• TASK STATEMENT: From the listing below, copy every line with the word "JSON".

•••

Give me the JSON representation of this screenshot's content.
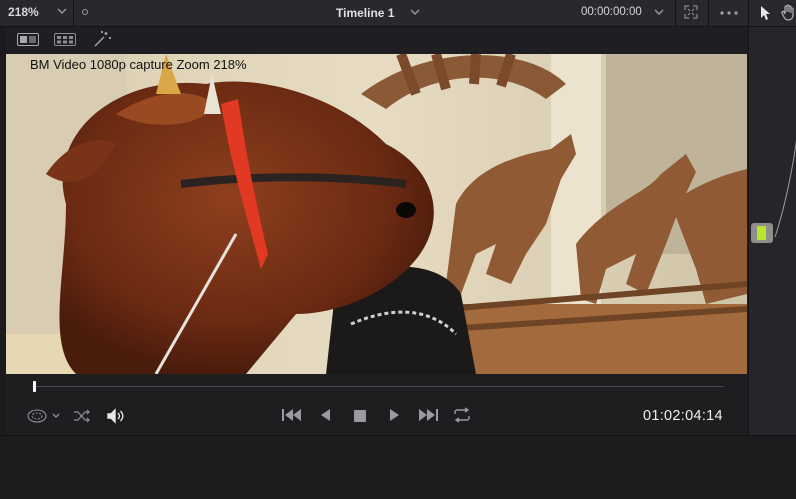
{
  "header": {
    "zoom_level": "218%",
    "timeline_title": "Timeline 1",
    "timecode": "00:00:00:00"
  },
  "viewer": {
    "overlay_text": "BM Video 1080p capture Zoom 218%",
    "playhead_position": 0.003
  },
  "transport": {
    "timecode": "01:02:04:14"
  },
  "icons": {
    "zoom_dropdown": "chevron-down-icon",
    "timeline_dropdown": "chevron-down-icon",
    "timecode_dropdown": "chevron-down-icon",
    "fullscreen": "expand-icon",
    "more": "more-icon",
    "pointer": "pointer-icon",
    "hand": "hand-icon",
    "single_view": "single-viewer-icon",
    "grid_view": "grid-viewer-icon",
    "magic": "magic-wand-icon",
    "clip_mode": "clip-mode-icon",
    "shuffle": "shuffle-icon",
    "volume": "volume-icon",
    "prev": "skip-back-icon",
    "reverse": "play-reverse-icon",
    "stop": "stop-icon",
    "play": "play-icon",
    "next": "skip-forward-icon",
    "loop": "loop-icon"
  },
  "colors": {
    "node_accent": "#b7e62a"
  }
}
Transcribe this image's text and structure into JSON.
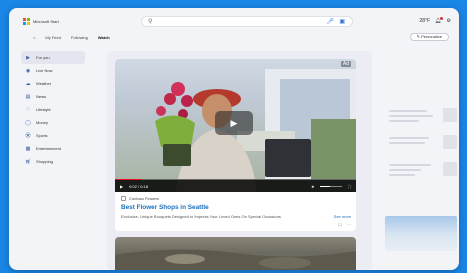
{
  "header": {
    "logo_text": "Microsoft Start",
    "weather": "28°F",
    "ms_colors": [
      "#f25022",
      "#7fba00",
      "#00a4ef",
      "#ffb900"
    ]
  },
  "tabs": [
    {
      "label": "My Feed",
      "active": false
    },
    {
      "label": "Following",
      "active": false
    },
    {
      "label": "Watch",
      "active": true
    }
  ],
  "personalize_label": "Personalize",
  "sidebar": {
    "items": [
      {
        "label": "For you",
        "icon": "for-you-icon",
        "active": true
      },
      {
        "label": "Live Now",
        "icon": "live-icon",
        "active": false
      },
      {
        "label": "Weather",
        "icon": "weather-icon",
        "active": false
      },
      {
        "label": "News",
        "icon": "news-icon",
        "active": false
      },
      {
        "label": "Lifestyle",
        "icon": "lifestyle-icon",
        "active": false
      },
      {
        "label": "Money",
        "icon": "money-icon",
        "active": false
      },
      {
        "label": "Sports",
        "icon": "sports-icon",
        "active": false
      },
      {
        "label": "Entertainment",
        "icon": "entertainment-icon",
        "active": false
      },
      {
        "label": "Shopping",
        "icon": "shopping-icon",
        "active": false
      }
    ]
  },
  "ad": {
    "badge": "Ad",
    "time": "0:02 / 0:18",
    "progress": 0.11,
    "volume": 0.45,
    "sponsor": "Contoso Flowers",
    "title": "Best Flower Shops in Seattle",
    "description": "Exclusive, Unique Bouquets Designed to Impress Your Loved Ones On Special Occasions",
    "see_more": "See more"
  },
  "colors": {
    "accent": "#1a6fbe",
    "background": "#1a86e6",
    "progress": "#e81123"
  }
}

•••

• SOLUTION TO THIS PROBLEM:
Give me the JSON representation of this screenshot's content.
Transcribe this image's text and structure into JSON.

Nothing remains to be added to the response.